# [Exercise prompt]
Those lines of the records that contain "image" are to be located and copied.

# [Given entries]
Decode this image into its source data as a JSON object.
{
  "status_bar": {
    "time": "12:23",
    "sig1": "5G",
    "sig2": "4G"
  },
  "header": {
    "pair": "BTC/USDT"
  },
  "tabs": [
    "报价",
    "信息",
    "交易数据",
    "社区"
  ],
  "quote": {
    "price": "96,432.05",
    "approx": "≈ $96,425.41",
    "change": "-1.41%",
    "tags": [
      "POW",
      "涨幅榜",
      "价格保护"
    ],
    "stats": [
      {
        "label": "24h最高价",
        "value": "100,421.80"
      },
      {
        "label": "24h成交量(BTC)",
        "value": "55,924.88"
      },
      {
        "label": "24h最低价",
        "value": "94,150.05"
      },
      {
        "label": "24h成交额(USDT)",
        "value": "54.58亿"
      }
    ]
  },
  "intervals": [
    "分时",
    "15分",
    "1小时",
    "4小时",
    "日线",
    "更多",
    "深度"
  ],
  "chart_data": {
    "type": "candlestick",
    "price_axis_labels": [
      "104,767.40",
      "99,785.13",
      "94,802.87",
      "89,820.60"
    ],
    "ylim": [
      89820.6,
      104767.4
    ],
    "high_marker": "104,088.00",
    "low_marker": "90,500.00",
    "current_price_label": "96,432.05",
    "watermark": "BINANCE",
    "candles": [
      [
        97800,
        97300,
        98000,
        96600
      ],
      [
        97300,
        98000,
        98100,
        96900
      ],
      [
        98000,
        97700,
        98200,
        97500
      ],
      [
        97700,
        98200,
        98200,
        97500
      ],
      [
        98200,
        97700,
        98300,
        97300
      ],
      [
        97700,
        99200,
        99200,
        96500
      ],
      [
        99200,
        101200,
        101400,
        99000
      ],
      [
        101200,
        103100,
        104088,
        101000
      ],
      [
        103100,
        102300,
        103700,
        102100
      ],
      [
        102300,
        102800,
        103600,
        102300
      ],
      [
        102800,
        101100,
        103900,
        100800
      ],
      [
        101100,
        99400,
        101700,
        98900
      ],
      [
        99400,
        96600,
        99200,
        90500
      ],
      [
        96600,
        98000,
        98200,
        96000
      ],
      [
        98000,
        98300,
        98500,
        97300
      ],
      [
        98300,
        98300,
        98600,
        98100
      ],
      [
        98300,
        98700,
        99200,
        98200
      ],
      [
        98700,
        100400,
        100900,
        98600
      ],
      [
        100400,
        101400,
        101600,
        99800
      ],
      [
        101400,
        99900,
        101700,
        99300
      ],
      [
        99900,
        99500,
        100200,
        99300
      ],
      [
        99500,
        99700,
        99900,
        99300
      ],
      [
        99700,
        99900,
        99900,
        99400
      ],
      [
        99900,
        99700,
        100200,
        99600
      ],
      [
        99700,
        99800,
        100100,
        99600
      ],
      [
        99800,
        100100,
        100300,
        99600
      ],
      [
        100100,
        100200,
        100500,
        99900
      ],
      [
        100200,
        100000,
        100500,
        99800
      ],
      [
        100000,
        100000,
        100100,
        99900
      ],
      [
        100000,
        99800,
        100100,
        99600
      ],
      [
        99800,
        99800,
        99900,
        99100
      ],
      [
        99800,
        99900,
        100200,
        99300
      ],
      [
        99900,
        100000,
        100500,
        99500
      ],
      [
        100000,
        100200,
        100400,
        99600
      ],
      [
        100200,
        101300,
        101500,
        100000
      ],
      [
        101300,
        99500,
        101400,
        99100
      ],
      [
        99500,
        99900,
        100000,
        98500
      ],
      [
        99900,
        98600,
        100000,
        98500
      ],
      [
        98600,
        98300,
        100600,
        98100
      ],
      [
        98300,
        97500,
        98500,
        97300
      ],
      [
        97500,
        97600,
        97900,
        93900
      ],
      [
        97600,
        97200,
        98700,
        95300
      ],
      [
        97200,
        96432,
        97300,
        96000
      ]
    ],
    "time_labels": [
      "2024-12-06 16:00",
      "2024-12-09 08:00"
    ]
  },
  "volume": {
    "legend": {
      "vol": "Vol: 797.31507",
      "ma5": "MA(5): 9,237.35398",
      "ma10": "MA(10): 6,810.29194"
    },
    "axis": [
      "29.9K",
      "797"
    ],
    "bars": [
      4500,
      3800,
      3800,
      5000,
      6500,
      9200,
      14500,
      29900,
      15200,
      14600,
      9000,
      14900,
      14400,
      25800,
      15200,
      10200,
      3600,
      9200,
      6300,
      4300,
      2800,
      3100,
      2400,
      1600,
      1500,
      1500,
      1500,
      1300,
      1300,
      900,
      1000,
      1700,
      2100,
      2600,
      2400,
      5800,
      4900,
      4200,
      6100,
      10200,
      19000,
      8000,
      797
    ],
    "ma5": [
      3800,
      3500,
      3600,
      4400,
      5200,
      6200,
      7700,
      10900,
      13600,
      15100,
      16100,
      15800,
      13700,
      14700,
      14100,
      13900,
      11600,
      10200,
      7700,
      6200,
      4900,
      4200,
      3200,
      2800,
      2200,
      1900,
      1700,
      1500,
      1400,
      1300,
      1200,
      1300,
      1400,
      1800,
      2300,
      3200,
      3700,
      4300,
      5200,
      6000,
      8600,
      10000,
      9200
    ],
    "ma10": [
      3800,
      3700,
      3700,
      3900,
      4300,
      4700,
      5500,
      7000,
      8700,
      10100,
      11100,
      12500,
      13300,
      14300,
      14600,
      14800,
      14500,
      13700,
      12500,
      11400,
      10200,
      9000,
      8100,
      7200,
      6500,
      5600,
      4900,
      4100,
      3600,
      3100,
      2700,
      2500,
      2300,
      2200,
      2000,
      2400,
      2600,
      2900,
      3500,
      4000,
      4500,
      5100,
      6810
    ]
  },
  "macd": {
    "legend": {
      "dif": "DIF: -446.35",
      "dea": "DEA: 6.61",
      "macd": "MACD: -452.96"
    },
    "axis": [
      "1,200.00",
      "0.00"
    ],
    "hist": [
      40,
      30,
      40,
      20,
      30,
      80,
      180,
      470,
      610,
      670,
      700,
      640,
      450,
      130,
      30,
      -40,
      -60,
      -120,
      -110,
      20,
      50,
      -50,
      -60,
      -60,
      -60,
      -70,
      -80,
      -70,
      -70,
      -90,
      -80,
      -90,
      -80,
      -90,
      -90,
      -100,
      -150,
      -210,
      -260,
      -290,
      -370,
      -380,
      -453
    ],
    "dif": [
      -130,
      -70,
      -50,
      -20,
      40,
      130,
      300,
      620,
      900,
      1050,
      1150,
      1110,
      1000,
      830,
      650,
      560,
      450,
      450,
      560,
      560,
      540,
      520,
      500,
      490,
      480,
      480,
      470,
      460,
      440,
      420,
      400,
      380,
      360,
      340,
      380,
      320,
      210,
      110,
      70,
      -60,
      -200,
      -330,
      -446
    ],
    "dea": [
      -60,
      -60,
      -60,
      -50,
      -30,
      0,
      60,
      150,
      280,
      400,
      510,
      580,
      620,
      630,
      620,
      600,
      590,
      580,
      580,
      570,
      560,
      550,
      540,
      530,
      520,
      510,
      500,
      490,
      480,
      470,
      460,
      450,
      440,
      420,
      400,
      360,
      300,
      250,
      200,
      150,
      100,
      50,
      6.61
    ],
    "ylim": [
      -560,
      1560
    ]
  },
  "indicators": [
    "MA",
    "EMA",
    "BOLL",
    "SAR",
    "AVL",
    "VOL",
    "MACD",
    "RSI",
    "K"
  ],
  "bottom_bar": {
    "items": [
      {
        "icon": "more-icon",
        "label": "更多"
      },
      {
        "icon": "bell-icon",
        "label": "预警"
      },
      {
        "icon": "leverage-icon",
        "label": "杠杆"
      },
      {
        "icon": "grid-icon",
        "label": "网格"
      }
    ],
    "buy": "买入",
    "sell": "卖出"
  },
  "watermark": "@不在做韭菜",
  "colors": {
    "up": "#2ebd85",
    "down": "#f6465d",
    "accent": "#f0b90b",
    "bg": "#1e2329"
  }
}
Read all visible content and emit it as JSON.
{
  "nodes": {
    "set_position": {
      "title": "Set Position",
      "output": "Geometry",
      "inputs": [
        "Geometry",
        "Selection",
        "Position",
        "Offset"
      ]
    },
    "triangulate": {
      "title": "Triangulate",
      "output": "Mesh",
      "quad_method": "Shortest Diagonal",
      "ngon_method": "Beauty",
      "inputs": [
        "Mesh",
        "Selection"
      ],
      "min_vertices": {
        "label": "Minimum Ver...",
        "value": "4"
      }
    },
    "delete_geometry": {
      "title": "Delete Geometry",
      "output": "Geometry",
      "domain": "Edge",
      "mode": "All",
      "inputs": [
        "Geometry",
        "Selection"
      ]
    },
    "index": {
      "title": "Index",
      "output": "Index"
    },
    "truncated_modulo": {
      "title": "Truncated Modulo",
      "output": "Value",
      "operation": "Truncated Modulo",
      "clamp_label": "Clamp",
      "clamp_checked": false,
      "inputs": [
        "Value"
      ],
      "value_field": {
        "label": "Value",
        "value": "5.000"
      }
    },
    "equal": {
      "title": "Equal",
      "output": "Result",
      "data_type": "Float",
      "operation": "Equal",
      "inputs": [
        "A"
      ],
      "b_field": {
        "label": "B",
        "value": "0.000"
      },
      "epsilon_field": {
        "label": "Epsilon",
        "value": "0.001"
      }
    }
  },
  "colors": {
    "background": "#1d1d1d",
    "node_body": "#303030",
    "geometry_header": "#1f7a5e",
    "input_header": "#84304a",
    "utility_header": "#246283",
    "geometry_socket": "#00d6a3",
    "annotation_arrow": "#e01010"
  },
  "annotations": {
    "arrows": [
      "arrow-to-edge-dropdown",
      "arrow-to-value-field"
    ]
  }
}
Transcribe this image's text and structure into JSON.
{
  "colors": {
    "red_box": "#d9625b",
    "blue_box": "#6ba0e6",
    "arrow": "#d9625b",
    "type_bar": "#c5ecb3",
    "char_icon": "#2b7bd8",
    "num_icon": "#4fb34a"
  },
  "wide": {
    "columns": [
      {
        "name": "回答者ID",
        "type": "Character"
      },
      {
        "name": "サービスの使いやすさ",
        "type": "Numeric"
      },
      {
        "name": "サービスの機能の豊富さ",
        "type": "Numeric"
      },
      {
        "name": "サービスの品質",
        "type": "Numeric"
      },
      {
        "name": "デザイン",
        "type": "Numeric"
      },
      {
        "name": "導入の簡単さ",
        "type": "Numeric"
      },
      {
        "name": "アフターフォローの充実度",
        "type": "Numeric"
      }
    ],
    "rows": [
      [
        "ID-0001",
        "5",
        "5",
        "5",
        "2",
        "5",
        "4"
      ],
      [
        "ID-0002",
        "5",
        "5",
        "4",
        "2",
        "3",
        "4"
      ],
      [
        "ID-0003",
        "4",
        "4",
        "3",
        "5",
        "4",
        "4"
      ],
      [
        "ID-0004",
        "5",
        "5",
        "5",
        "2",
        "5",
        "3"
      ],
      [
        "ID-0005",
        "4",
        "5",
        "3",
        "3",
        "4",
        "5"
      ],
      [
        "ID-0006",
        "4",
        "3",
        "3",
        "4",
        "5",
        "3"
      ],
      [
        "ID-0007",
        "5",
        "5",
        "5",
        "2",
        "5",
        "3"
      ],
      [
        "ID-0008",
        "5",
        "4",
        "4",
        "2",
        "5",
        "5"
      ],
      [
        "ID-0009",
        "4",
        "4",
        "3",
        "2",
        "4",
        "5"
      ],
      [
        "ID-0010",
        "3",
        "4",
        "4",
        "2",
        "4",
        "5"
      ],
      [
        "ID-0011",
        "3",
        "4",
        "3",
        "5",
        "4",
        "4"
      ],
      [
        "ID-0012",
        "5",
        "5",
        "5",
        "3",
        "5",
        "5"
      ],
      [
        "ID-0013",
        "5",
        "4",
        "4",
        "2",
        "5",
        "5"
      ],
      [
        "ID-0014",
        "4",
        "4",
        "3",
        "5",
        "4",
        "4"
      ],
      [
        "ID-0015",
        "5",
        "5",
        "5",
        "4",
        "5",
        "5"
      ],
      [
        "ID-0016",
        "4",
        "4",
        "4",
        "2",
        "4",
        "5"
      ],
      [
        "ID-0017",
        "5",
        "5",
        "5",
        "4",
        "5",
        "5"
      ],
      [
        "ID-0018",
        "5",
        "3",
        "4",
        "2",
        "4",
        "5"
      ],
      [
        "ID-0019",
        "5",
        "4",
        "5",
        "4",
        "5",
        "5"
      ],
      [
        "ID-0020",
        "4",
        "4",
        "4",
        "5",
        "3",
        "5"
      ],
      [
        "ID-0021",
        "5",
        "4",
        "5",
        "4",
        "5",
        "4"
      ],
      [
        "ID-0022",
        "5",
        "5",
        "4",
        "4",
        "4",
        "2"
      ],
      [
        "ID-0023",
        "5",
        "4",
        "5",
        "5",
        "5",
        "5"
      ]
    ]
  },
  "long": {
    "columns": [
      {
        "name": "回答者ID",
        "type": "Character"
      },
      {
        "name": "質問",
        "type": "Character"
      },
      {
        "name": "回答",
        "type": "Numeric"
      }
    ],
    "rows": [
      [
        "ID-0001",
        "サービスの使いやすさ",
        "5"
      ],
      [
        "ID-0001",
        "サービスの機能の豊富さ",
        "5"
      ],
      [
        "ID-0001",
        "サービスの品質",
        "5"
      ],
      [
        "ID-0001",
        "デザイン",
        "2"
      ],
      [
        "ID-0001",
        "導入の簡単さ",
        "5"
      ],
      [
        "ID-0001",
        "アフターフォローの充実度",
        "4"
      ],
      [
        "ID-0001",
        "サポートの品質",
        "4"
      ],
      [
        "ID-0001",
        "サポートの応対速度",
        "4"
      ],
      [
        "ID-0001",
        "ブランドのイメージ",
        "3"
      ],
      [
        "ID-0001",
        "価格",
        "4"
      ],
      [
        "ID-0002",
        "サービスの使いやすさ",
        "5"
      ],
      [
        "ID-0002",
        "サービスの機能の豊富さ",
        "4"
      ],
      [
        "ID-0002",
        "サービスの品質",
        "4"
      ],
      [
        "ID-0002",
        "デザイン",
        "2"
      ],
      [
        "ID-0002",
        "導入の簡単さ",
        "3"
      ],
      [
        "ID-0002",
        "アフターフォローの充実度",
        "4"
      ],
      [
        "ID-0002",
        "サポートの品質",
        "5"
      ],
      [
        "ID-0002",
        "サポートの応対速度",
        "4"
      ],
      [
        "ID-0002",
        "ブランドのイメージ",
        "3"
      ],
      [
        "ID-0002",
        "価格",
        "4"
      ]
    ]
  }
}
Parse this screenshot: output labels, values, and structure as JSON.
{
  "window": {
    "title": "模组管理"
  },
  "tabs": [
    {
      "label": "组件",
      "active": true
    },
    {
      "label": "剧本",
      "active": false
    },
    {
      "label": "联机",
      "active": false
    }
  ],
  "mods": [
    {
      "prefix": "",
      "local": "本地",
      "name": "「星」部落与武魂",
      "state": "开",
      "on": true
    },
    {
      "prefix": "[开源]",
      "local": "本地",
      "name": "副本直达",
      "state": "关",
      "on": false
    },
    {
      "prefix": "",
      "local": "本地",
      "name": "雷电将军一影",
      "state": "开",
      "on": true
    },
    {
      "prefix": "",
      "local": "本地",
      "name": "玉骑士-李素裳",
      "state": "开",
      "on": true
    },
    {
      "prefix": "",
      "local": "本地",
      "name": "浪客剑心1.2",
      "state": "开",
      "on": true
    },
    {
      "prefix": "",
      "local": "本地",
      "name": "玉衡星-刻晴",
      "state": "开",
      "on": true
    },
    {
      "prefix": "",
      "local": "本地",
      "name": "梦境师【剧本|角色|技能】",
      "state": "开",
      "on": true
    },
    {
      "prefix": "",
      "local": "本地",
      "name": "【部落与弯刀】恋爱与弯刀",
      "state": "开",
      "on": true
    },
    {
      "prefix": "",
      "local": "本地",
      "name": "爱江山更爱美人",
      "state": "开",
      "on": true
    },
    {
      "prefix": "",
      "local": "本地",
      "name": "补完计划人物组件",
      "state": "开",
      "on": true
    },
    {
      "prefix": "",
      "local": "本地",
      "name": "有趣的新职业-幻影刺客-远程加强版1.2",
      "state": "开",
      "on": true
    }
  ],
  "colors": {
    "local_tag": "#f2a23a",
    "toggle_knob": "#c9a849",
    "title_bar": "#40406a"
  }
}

# [Task output]
Decode this image into its source data as a JSON object.
Transcribe this image's text and structure into JSON.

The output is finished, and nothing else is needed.